Lynn FullerStreaked Horned Lark Conservation

Read the full article here. 

In the Spring 2017 edition of Oregon Seed MagazineNiles Brinton outlines his hopes for a threatened bird in the Pacific Northwest. As the Streaked Horned Lark Specialist for Pacific Birds, Niles is working as part of a lark partnership to ultimately recover the lark’s population–estimated to be only 900 to 1300 birds in the Willamette Valley. Niles stresses the importance of learning from each other, and notes the partnership is committed to seeking solutions that work for both larks and farmers.

Why farmers? Most of the Willamette Valley lark habitat consists of privately managed farmlands, where larks nest and forage during the summer breeding season. With the majority of the lark population and a landscape dominated by agriculture, Willamette Valley farmers can be key partners in the effort to de-list the lark.

The U. S. Fish and Wildlife Service is working on a recovery plan for the Streaked Horned Lark which will guide conservation efforts to increase the population.

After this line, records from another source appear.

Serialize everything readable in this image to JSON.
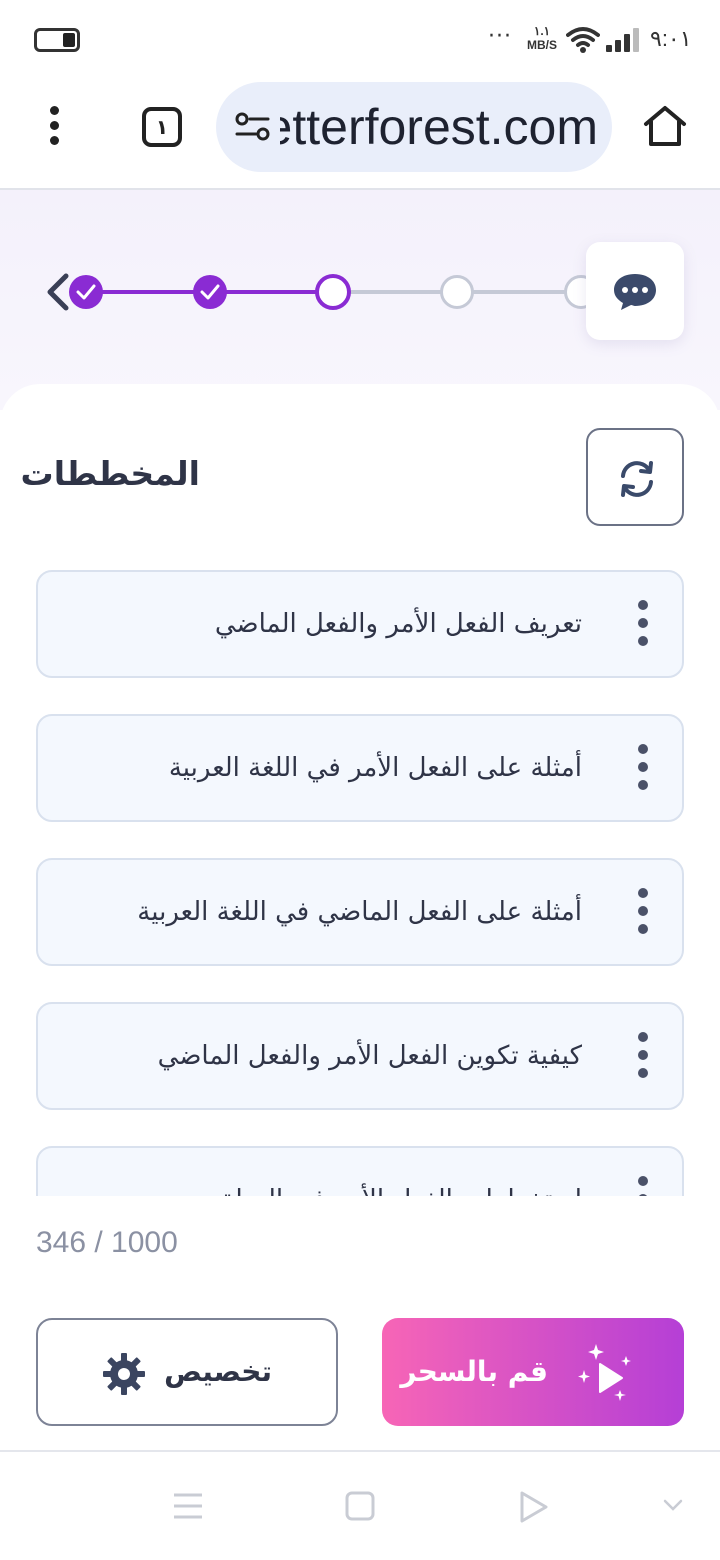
{
  "status_bar": {
    "time": "٩:٠١",
    "net_speed_value": "١.١",
    "net_speed_unit": "MB/S",
    "more": "···"
  },
  "browser": {
    "url": "letterforest.com",
    "tab_count": "١"
  },
  "stepper": {
    "steps": [
      "done",
      "done",
      "current",
      "todo",
      "todo"
    ],
    "accent": "#8a2bd3"
  },
  "main": {
    "section_title": "المخططات",
    "outline_items": [
      "تعريف الفعل الأمر والفعل الماضي",
      "أمثلة على الفعل الأمر في اللغة العربية",
      "أمثلة على الفعل الماضي في اللغة العربية",
      "كيفية تكوين الفعل الأمر والفعل الماضي",
      "استخدامات الفعل الأمر في الحياة"
    ],
    "char_counter": "346 / 1000"
  },
  "footer": {
    "customize_label": "تخصيص",
    "magic_label": "قم بالسحر"
  },
  "icons": {
    "chat": "chat-bubble-icon",
    "refresh": "refresh-icon",
    "settings": "gear-icon",
    "magic": "sparkle-play-icon"
  }
}
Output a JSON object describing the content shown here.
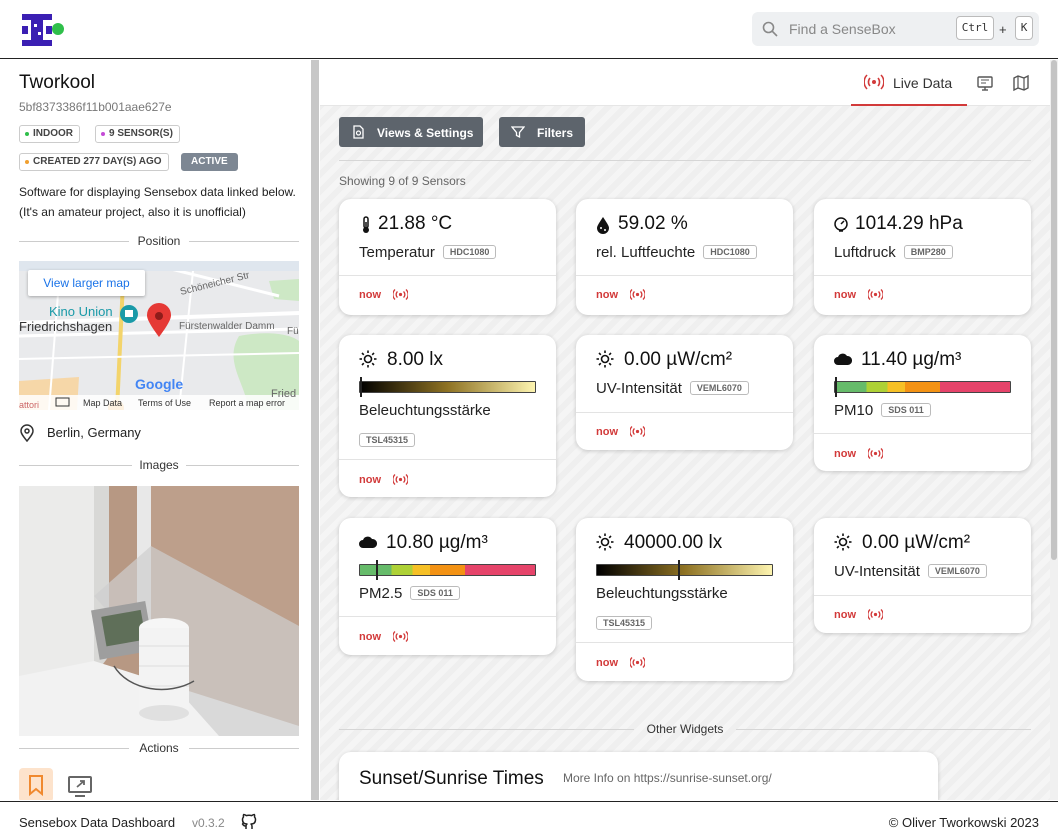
{
  "header": {
    "search_placeholder": "Find a SenseBox",
    "shortcut_key1": "Ctrl",
    "shortcut_plus": "+",
    "shortcut_key2": "K"
  },
  "sidebar": {
    "title": "Tworkool",
    "id": "5bf8373386f11b001aae627e",
    "badges": {
      "exposure": "INDOOR",
      "sensors": "9 SENSOR(S)",
      "created": "CREATED 277 DAY(S) AGO",
      "status": "ACTIVE"
    },
    "description": "Software for displaying Sensebox data linked below. (It's an amateur project, also it is unofficial)",
    "position_heading": "Position",
    "map": {
      "link": "View larger map",
      "street1": "Schöneicher Str",
      "street2": "Fürstenwalder Damm",
      "street2_cut": "Fü",
      "poi": "Kino Union",
      "area": "Friedrichshagen",
      "provider": "Google",
      "footer_data": "Map Data",
      "footer_terms": "Terms of Use",
      "footer_report": "Report a map error",
      "cut_left": "attori",
      "cut_right": "Fried"
    },
    "location": "Berlin, Germany",
    "images_heading": "Images",
    "actions_heading": "Actions"
  },
  "main": {
    "tabs": {
      "live": "Live Data"
    },
    "buttons": {
      "views": "Views & Settings",
      "filters": "Filters"
    },
    "showing": "Showing 9 of 9 Sensors",
    "now_label": "now",
    "cards": [
      {
        "value": "21.88 °C",
        "name": "Temperatur",
        "sensor": "HDC1080",
        "icon": "thermometer-icon"
      },
      {
        "value": "59.02 %",
        "name": "rel. Luftfeuchte",
        "sensor": "HDC1080",
        "icon": "droplet-icon"
      },
      {
        "value": "1014.29 hPa",
        "name": "Luftdruck",
        "sensor": "BMP280",
        "icon": "gauge-icon"
      },
      {
        "value": "8.00 lx",
        "name": "Beleuchtungsstärke",
        "sensor": "TSL45315",
        "icon": "sun-icon",
        "level": 0.0
      },
      {
        "value": "0.00 µW/cm²",
        "name": "UV-Intensität",
        "sensor": "VEML6070",
        "icon": "sun-icon"
      },
      {
        "value": "11.40 µg/m³",
        "name": "PM10",
        "sensor": "SDS 011",
        "icon": "cloud-icon",
        "level": 0.0
      },
      {
        "value": "10.80 µg/m³",
        "name": "PM2.5",
        "sensor": "SDS 011",
        "icon": "cloud-icon",
        "level": 0.09
      },
      {
        "value": "40000.00 lx",
        "name": "Beleuchtungsstärke",
        "sensor": "TSL45315",
        "icon": "sun-icon",
        "level": 0.46
      },
      {
        "value": "0.00 µW/cm²",
        "name": "UV-Intensität",
        "sensor": "VEML6070",
        "icon": "sun-icon"
      }
    ],
    "other_widgets": "Other Widgets",
    "sunset": {
      "title": "Sunset/Sunrise Times",
      "more": "More Info on https://sunrise-sunset.org/"
    }
  },
  "footer": {
    "brand": "Sensebox Data Dashboard",
    "version": "v0.3.2",
    "copyright": "© Oliver Tworkowski 2023"
  },
  "colors": {
    "accent_red": "#d23a3a",
    "button_grey": "#5d646c",
    "logo_purple": "#3b1fb3",
    "online_green": "#2fbf4a"
  }
}
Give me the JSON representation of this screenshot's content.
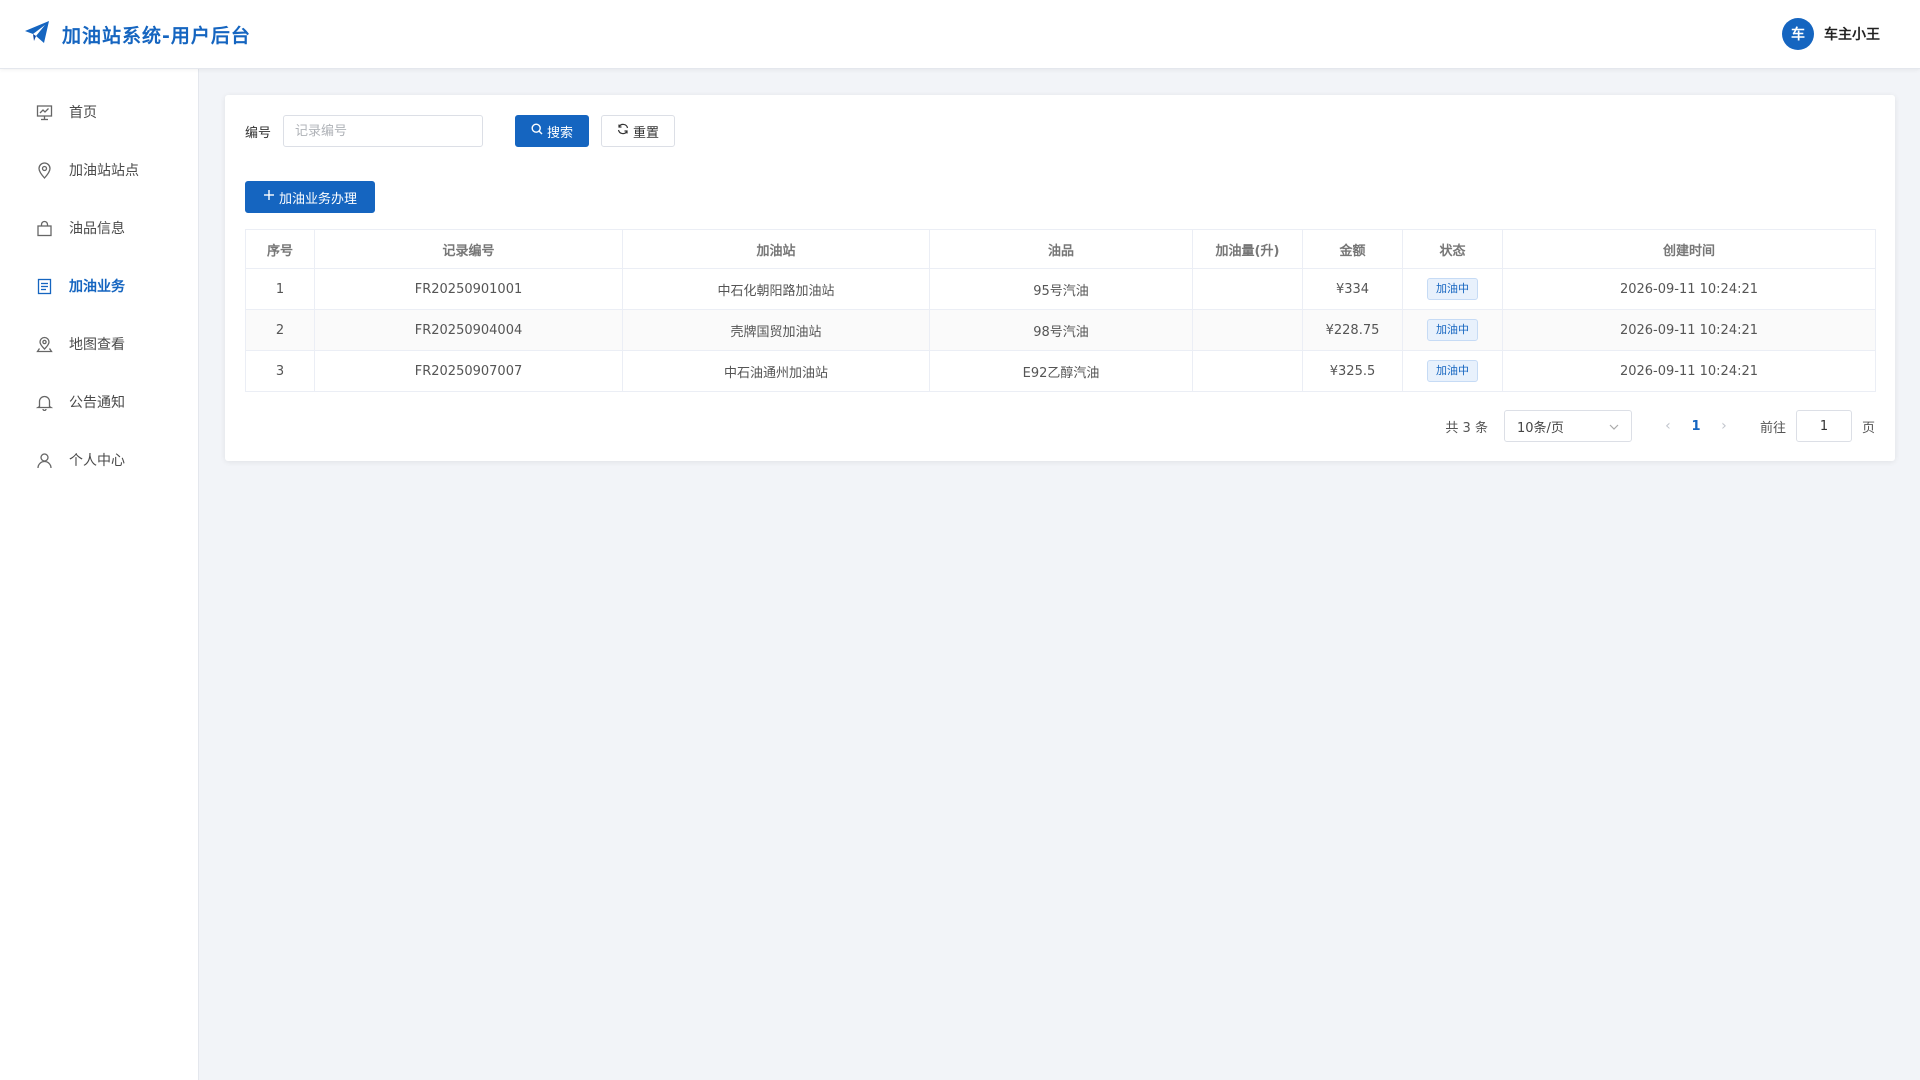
{
  "header": {
    "title": "加油站系统-用户后台",
    "logo_icon": "paper-plane-icon",
    "user": {
      "avatar_text": "车",
      "name": "车主小王"
    }
  },
  "colors": {
    "primary": "#1565c0",
    "background": "#f2f4f8"
  },
  "sidebar": {
    "items": [
      {
        "label": "首页",
        "icon": "dashboard-icon",
        "active": false
      },
      {
        "label": "加油站站点",
        "icon": "location-pin-icon",
        "active": false
      },
      {
        "label": "油品信息",
        "icon": "shopping-bag-icon",
        "active": false
      },
      {
        "label": "加油业务",
        "icon": "document-icon",
        "active": true
      },
      {
        "label": "地图查看",
        "icon": "map-marker-icon",
        "active": false
      },
      {
        "label": "公告通知",
        "icon": "bell-icon",
        "active": false
      },
      {
        "label": "个人中心",
        "icon": "user-icon",
        "active": false
      }
    ]
  },
  "search": {
    "label": "编号",
    "placeholder": "记录编号",
    "value": "",
    "search_button": "搜索",
    "reset_button": "重置"
  },
  "toolbar": {
    "add_button": "加油业务办理"
  },
  "table": {
    "columns": [
      "序号",
      "记录编号",
      "加油站",
      "油品",
      "加油量(升)",
      "金额",
      "状态",
      "创建时间"
    ],
    "rows": [
      {
        "index": "1",
        "record_no": "FR20250901001",
        "station": "中石化朝阳路加油站",
        "fuel": "95号汽油",
        "volume": "",
        "amount": "¥334",
        "status": "加油中",
        "created_at": "2026-09-11 10:24:21"
      },
      {
        "index": "2",
        "record_no": "FR20250904004",
        "station": "壳牌国贸加油站",
        "fuel": "98号汽油",
        "volume": "",
        "amount": "¥228.75",
        "status": "加油中",
        "created_at": "2026-09-11 10:24:21"
      },
      {
        "index": "3",
        "record_no": "FR20250907007",
        "station": "中石油通州加油站",
        "fuel": "E92乙醇汽油",
        "volume": "",
        "amount": "¥325.5",
        "status": "加油中",
        "created_at": "2026-09-11 10:24:21"
      }
    ]
  },
  "pagination": {
    "total_text": "共 3 条",
    "page_size": "10条/页",
    "current_page": "1",
    "goto_label": "前往",
    "goto_value": "1",
    "page_suffix": "页"
  }
}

In the meantime, Niles is seeking the low-hanging fruit and hoping to “match up the lark’s ecological preferences with what is happening on the ground in the least invasive way.” We will keep you posted about his progress!

Learn more on our Streaked Horned Lark webpage.